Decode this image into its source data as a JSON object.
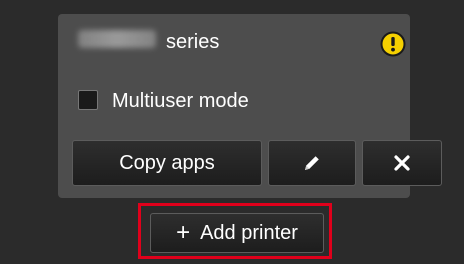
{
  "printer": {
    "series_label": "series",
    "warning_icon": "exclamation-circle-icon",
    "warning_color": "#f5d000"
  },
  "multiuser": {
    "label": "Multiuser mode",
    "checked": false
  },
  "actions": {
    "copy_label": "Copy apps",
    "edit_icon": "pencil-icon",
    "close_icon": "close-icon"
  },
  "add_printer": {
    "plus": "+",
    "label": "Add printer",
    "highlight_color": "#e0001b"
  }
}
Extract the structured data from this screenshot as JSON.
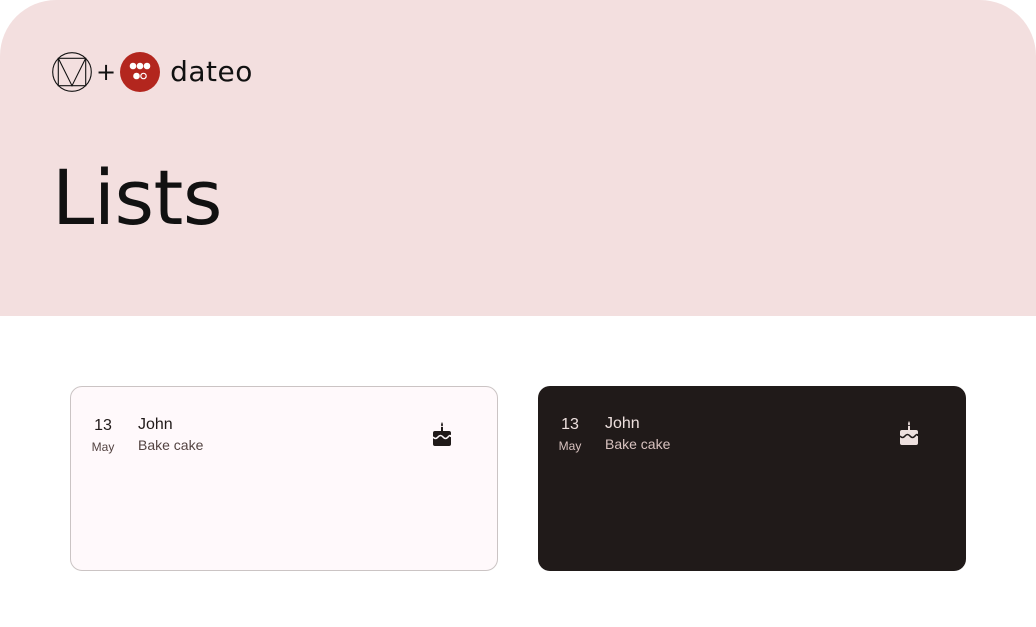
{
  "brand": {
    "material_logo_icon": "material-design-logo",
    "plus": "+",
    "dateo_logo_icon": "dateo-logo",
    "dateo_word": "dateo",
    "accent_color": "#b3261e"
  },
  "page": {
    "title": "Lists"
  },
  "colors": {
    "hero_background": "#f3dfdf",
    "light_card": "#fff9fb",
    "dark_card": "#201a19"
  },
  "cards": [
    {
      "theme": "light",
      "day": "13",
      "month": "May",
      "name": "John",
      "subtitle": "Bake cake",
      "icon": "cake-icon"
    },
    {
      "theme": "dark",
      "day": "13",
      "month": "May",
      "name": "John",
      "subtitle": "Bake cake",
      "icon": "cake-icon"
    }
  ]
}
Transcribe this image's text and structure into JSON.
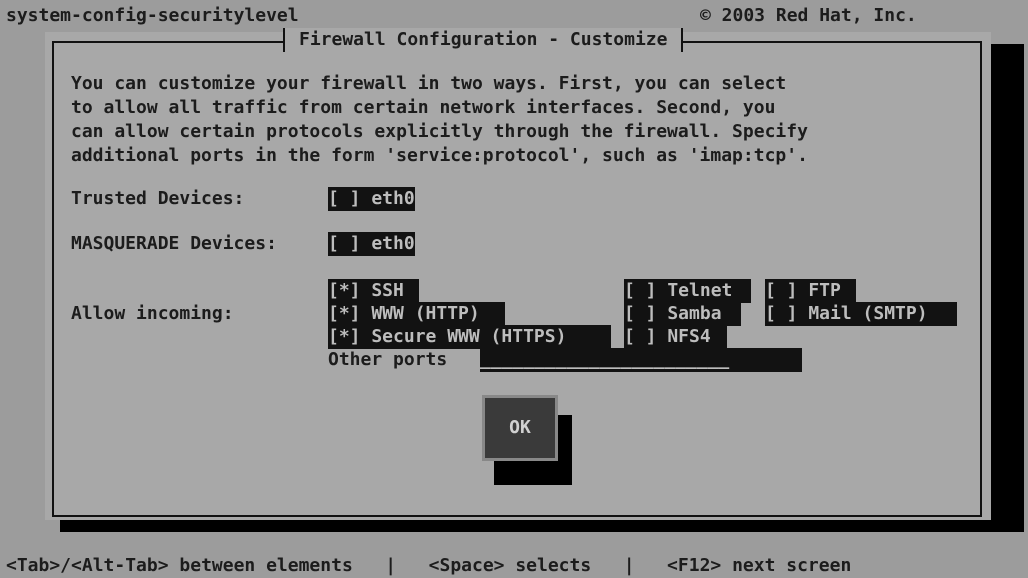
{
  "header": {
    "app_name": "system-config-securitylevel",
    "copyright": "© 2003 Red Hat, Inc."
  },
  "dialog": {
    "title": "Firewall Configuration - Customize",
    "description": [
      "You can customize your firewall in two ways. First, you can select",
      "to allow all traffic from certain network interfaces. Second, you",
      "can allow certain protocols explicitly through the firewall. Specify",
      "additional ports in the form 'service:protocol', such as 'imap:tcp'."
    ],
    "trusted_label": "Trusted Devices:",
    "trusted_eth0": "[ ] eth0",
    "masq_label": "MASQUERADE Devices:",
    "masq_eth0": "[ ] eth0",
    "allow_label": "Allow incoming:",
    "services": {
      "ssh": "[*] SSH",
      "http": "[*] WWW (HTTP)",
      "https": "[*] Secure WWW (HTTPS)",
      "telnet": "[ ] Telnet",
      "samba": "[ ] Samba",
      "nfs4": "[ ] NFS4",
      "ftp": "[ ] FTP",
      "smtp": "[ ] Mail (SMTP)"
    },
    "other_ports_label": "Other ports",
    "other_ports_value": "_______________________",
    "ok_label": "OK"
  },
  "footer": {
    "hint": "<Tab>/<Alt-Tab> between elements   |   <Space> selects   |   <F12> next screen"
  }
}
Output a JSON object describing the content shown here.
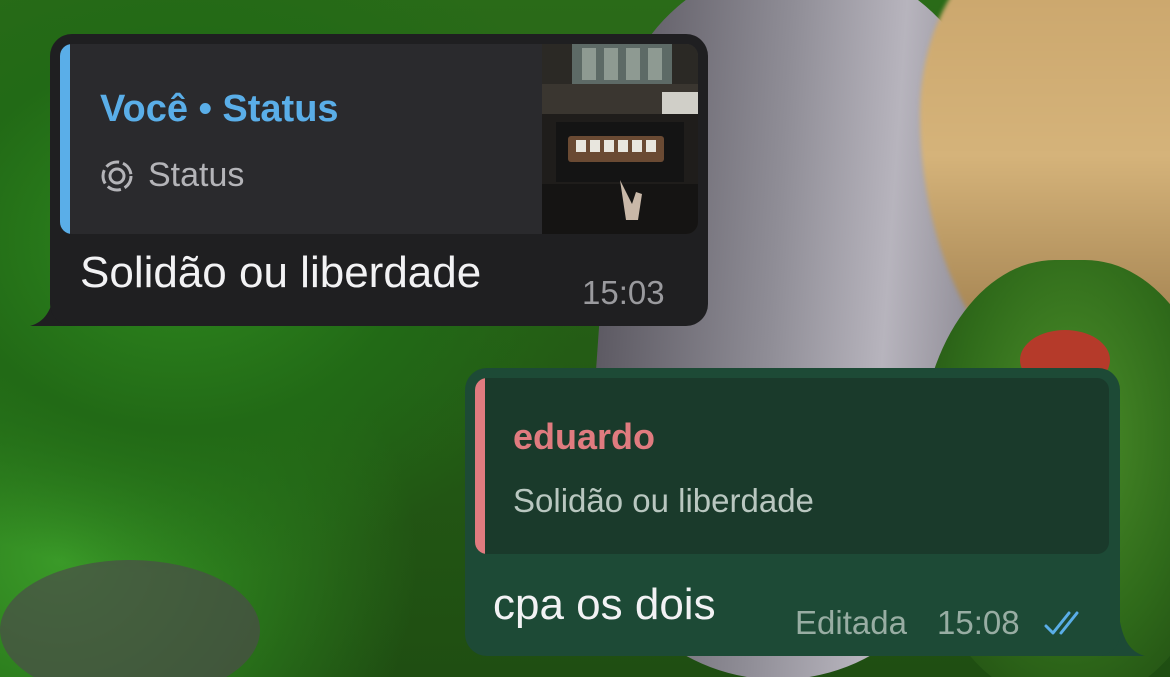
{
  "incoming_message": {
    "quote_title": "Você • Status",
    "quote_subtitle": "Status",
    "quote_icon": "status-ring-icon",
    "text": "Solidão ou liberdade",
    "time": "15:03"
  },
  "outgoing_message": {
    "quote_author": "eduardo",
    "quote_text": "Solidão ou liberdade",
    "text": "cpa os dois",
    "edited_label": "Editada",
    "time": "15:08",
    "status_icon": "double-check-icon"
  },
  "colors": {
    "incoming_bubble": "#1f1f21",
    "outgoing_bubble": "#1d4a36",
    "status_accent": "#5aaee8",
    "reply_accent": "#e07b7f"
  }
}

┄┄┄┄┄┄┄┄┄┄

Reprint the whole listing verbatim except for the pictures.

* [Response area]:
Decode this image into its source data as a JSON object.
{
  "printer": {
    "series_label": "series",
    "warning_icon": "exclamation-circle-icon",
    "warning_color": "#f5d000"
  },
  "multiuser": {
    "label": "Multiuser mode",
    "checked": false
  },
  "actions": {
    "copy_label": "Copy apps",
    "edit_icon": "pencil-icon",
    "close_icon": "close-icon"
  },
  "add_printer": {
    "plus": "+",
    "label": "Add printer",
    "highlight_color": "#e0001b"
  }
}
Extract the structured data from this screenshot as JSON.
{
  "brand": {
    "material_logo_icon": "material-design-logo",
    "plus": "+",
    "dateo_logo_icon": "dateo-logo",
    "dateo_word": "dateo",
    "accent_color": "#b3261e"
  },
  "page": {
    "title": "Lists"
  },
  "colors": {
    "hero_background": "#f3dfdf",
    "light_card": "#fff9fb",
    "dark_card": "#201a19"
  },
  "cards": [
    {
      "theme": "light",
      "day": "13",
      "month": "May",
      "name": "John",
      "subtitle": "Bake cake",
      "icon": "cake-icon"
    },
    {
      "theme": "dark",
      "day": "13",
      "month": "May",
      "name": "John",
      "subtitle": "Bake cake",
      "icon": "cake-icon"
    }
  ]
}
Transcribe this image's text and structure into JSON.
{
  "header": {
    "app_name": "system-config-securitylevel",
    "copyright": "© 2003 Red Hat, Inc."
  },
  "dialog": {
    "title": "Firewall Configuration - Customize",
    "description": [
      "You can customize your firewall in two ways. First, you can select",
      "to allow all traffic from certain network interfaces. Second, you",
      "can allow certain protocols explicitly through the firewall. Specify",
      "additional ports in the form 'service:protocol', such as 'imap:tcp'."
    ],
    "trusted_label": "Trusted Devices:",
    "trusted_eth0": "[ ] eth0",
    "masq_label": "MASQUERADE Devices:",
    "masq_eth0": "[ ] eth0",
    "allow_label": "Allow incoming:",
    "services": {
      "ssh": "[*] SSH",
      "http": "[*] WWW (HTTP)",
      "https": "[*] Secure WWW (HTTPS)",
      "telnet": "[ ] Telnet",
      "samba": "[ ] Samba",
      "nfs4": "[ ] NFS4",
      "ftp": "[ ] FTP",
      "smtp": "[ ] Mail (SMTP)"
    },
    "other_ports_label": "Other ports",
    "other_ports_value": "_______________________",
    "ok_label": "OK"
  },
  "footer": {
    "hint": "<Tab>/<Alt-Tab> between elements   |   <Space> selects   |   <F12> next screen"
  }
}
Output a JSON object describing the content shown here.
{
  "incoming_message": {
    "quote_title": "Você • Status",
    "quote_subtitle": "Status",
    "quote_icon": "status-ring-icon",
    "text": "Solidão ou liberdade",
    "time": "15:03"
  },
  "outgoing_message": {
    "quote_author": "eduardo",
    "quote_text": "Solidão ou liberdade",
    "text": "cpa os dois",
    "edited_label": "Editada",
    "time": "15:08",
    "status_icon": "double-check-icon"
  },
  "colors": {
    "incoming_bubble": "#1f1f21",
    "outgoing_bubble": "#1d4a36",
    "status_accent": "#5aaee8",
    "reply_accent": "#e07b7f"
  }
}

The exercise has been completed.